At one end of the bar sits this avuncular old raconteur, sipping Mexican beer. He wears his heart on his sleeve and laughs at death. Buy him a fish taco and he’ll tell you the funniest war stories you ever heard. Or maybe, if the mood is right, he’ll bore you with the one about how he came to doubt the gas chamber stories.
On the opposite end, your eyes meet the collective, disapproving glare of Mom and Dad and everyone you’ve ever trusted, imploring you to simply turn away.

It’s happy hour, and everyone is looking. You have a choice. Or maybe you don’t.
If it helps, The Man Who Saw His Own Liver is not a book about the Holocaust. At least not the one you have in mind. Of course, if you can’t bring yourself to wade past the emanations and penumbras, you’ll find what you’re looking for. To be sure, the crisis of apostasy is prefigured, obliquely, in delicious criminal traces. If that’s your game, chug a lug. The book is always open.

It’s odd how easily we forget. About the Bomb. The way we forget about death, perhaps. The decades pass and Cold War anxiety washes into gray newsreel nostalgia. Pakistan still has nukes, but the hundredth monkey calls in sick. Nothing has changed, of course. You simply learn to drop the subject. Somehow, the other Holocaust is passé.

Removed from the once urgent night- mare panic of a billion childhoods, Bradley Smith’s epistle owes its resonance to deeper yet simpler verities. Beyond the din of political protest, beyond the cloying refrains of refashioned liberation theology, or regurgitated Chomsky loops, or Ron Paul bumper stickers, the bead hovers ever nearer the visceral quick, where the heart races and everything is music.

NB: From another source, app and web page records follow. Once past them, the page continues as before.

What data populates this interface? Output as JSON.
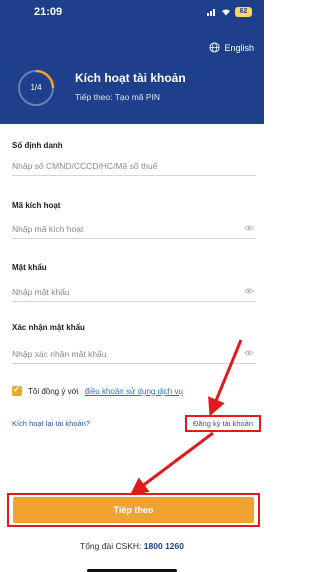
{
  "status_bar": {
    "time": "21:09",
    "battery": "62"
  },
  "header": {
    "language": "English",
    "step_label": "1/4",
    "title": "Kích hoạt tài khoản",
    "subtitle": "Tiếp theo: Tạo mã PIN"
  },
  "form": {
    "id_label": "Số định danh",
    "id_placeholder": "Nhập số CMND/CCCD/HC/Mã số thuế",
    "code_label": "Mã kích hoạt",
    "code_placeholder": "Nhập mã kích hoạt",
    "password_label": "Mật khẩu",
    "password_placeholder": "Nhập mật khẩu",
    "confirm_label": "Xác nhận mật khẩu",
    "confirm_placeholder": "Nhập xác nhận mật khẩu"
  },
  "agree": {
    "prefix": "Tôi đồng ý với",
    "link": "điều khoản sử dụng dịch vụ"
  },
  "links": {
    "reactivate": "Kích hoạt lại tài khoản?",
    "register": "Đăng ký tài khoản"
  },
  "next_button": "Tiếp theo",
  "hotline": {
    "label": "Tổng đài CSKH:",
    "number": "1800 1260"
  },
  "colors": {
    "header": "#1d3f8c",
    "accent": "#f0a332",
    "highlight": "#e01b1b",
    "link": "#2a52b5"
  }
}
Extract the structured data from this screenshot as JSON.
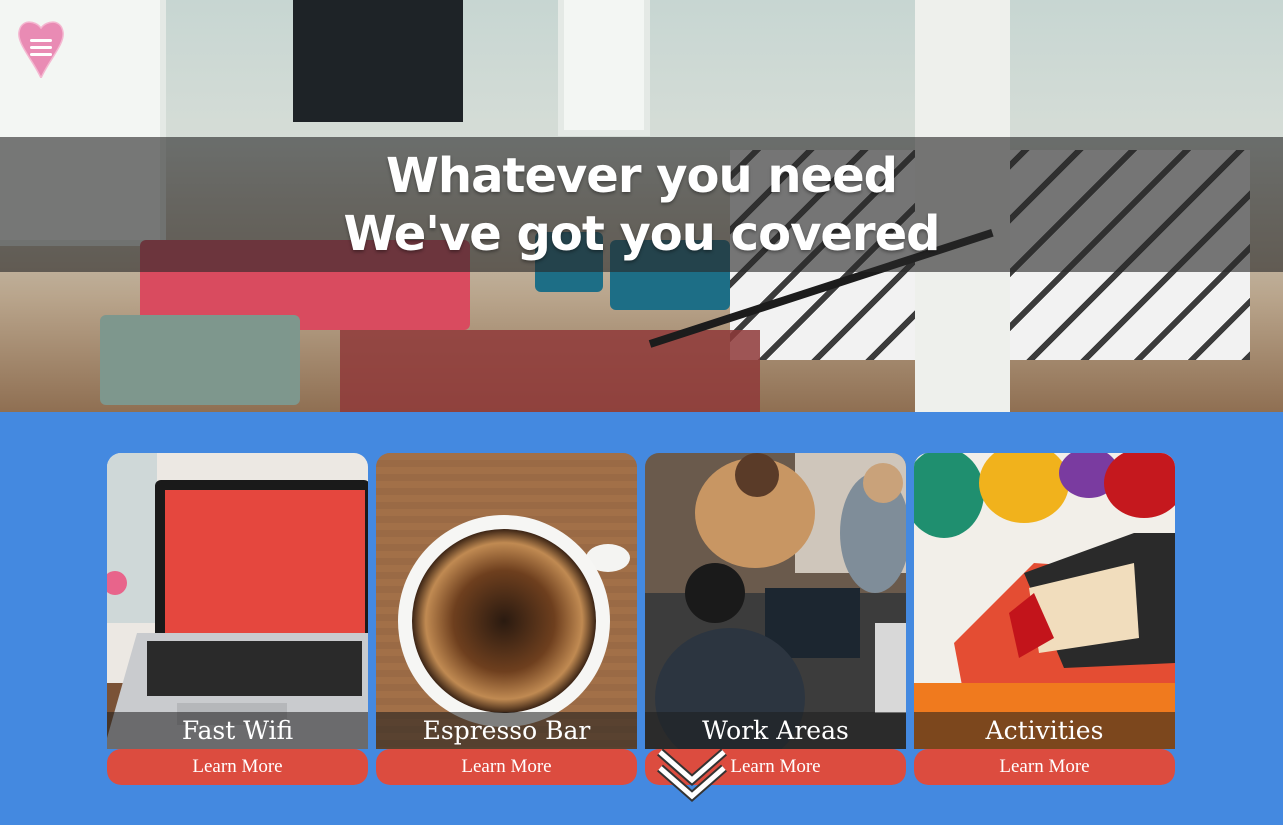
{
  "hero": {
    "headline_line1": "Whatever you need",
    "headline_line2": "We've got you covered"
  },
  "nav": {
    "menu_icon": "hamburger-menu-icon",
    "badge_shape": "heart"
  },
  "cards": [
    {
      "title": "Fast Wifi",
      "button_label": "Learn More",
      "image": "laptop-photo"
    },
    {
      "title": "Espresso Bar",
      "button_label": "Learn More",
      "image": "coffee-cup-photo"
    },
    {
      "title": "Work Areas",
      "button_label": "Learn More",
      "image": "coworkers-photo"
    },
    {
      "title": "Activities",
      "button_label": "Learn More",
      "image": "paint-brush-photo"
    }
  ],
  "scroll_indicator": {
    "icon": "double-chevron-down-icon"
  },
  "colors": {
    "page_background": "#4489e0",
    "button": "#dc4c3f",
    "menu_badge": "#e98bb4",
    "hero_overlay": "rgba(40,40,40,0.62)"
  }
}
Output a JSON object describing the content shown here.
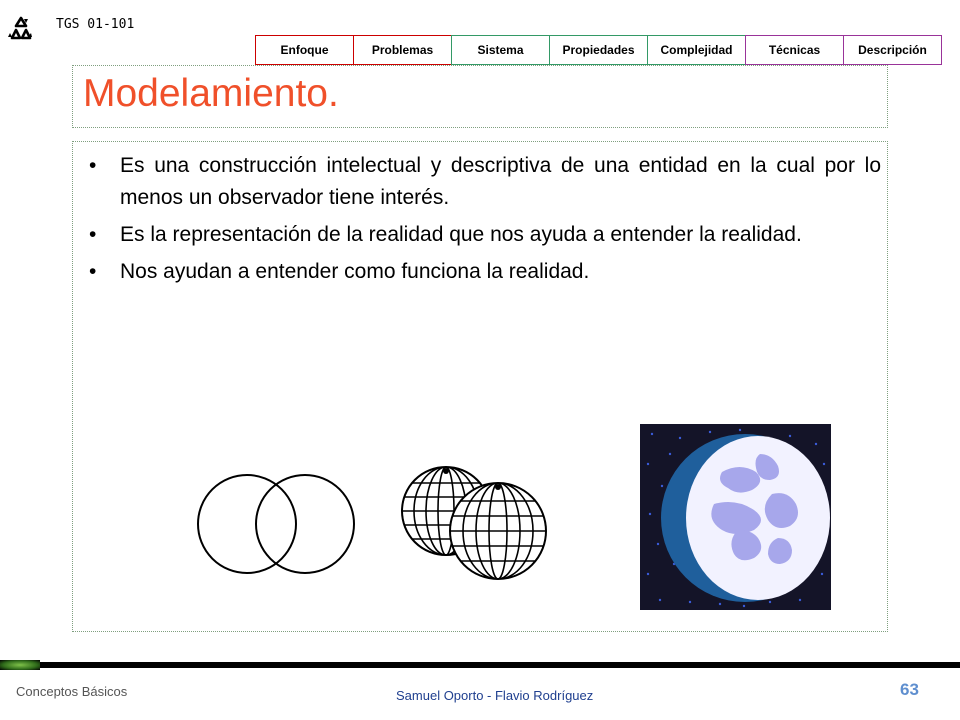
{
  "header": {
    "course": "TGS 01-101",
    "logo_icon": "recycle-icon"
  },
  "nav": {
    "tabs": [
      {
        "label": "Enfoque",
        "color": "#cc0000"
      },
      {
        "label": "Problemas",
        "color": "#cc0000"
      },
      {
        "label": "Sistema",
        "color": "#339966"
      },
      {
        "label": "Propiedades",
        "color": "#339966"
      },
      {
        "label": "Complejidad",
        "color": "#339966"
      },
      {
        "label": "Técnicas",
        "color": "#993399"
      },
      {
        "label": "Descripción",
        "color": "#993399"
      }
    ]
  },
  "slide": {
    "title": "Modelamiento.",
    "title_color": "#f0502a",
    "bullet_char": "•",
    "bullets": [
      "Es una construcción intelectual y descriptiva de una entidad en la cual por lo menos un observador tiene interés.",
      "Es la representación de la realidad que nos ayuda a entender la realidad.",
      "Nos ayudan a entender como funciona la realidad."
    ],
    "images": [
      {
        "name": "venn-circles-illustration"
      },
      {
        "name": "wireframe-spheres-illustration"
      },
      {
        "name": "moon-illustration"
      }
    ]
  },
  "footer": {
    "left": "Conceptos Básicos",
    "center": "Samuel Oporto - Flavio Rodríguez",
    "page": "63"
  }
}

Make no mistake, taxation is theft. But true freedom belies and defies every slogan. While the grim specter of nuclear annihilation looms just offstage, the grit and gristle of Smith’s monologue distills to the imprisoned logic of Sartrean humanism; his is a helpless moral gesture telescoped through the distant lens of American transcendentalism. A dire predicament dooms us to brotherhood. In the reckoning, there is grave responsibility. And there is the longing for atonement. In the marrow, “the wanting.” Smith’s surrogate narrator, A.K. Swift, is at once quixotic and apathetic. Thoreau and Mersault. A tax resister who can’t be bothered to go public. A libertarian with blood on his hands. An absurd rebel, kicking against the pricks. A writer with no role. He stands athwart the immovable rout of "bureaucrats, revolutionaries and priests," speaking softly in the one true voice; his call to reason unheard and unheeded, swallowed up in the churning clockwork of history.

A working-class dreamer is cast against implacable forces from without and the story is as old as Sophocles. Seul contre tous. Impotent and beset by failure, his fate is sealed in eternal measures of comic futility. Camus insisted that where there is the greatest danger there is also the greatest hope. He was wrong, of course. There’s no cheating the reaper, or the taxman. Yet when hope is dashed and failure foregone, one man can laugh, or he can cry. Or he can relent. The trick, as A.K. Swift – and Bradley Smith – might remind us, is in finding right relationship.
Just ask the Buddha. Or Anne Frank. They understood what the Nazis and bureaucrats will never confess.

Chip Smith
November, 2007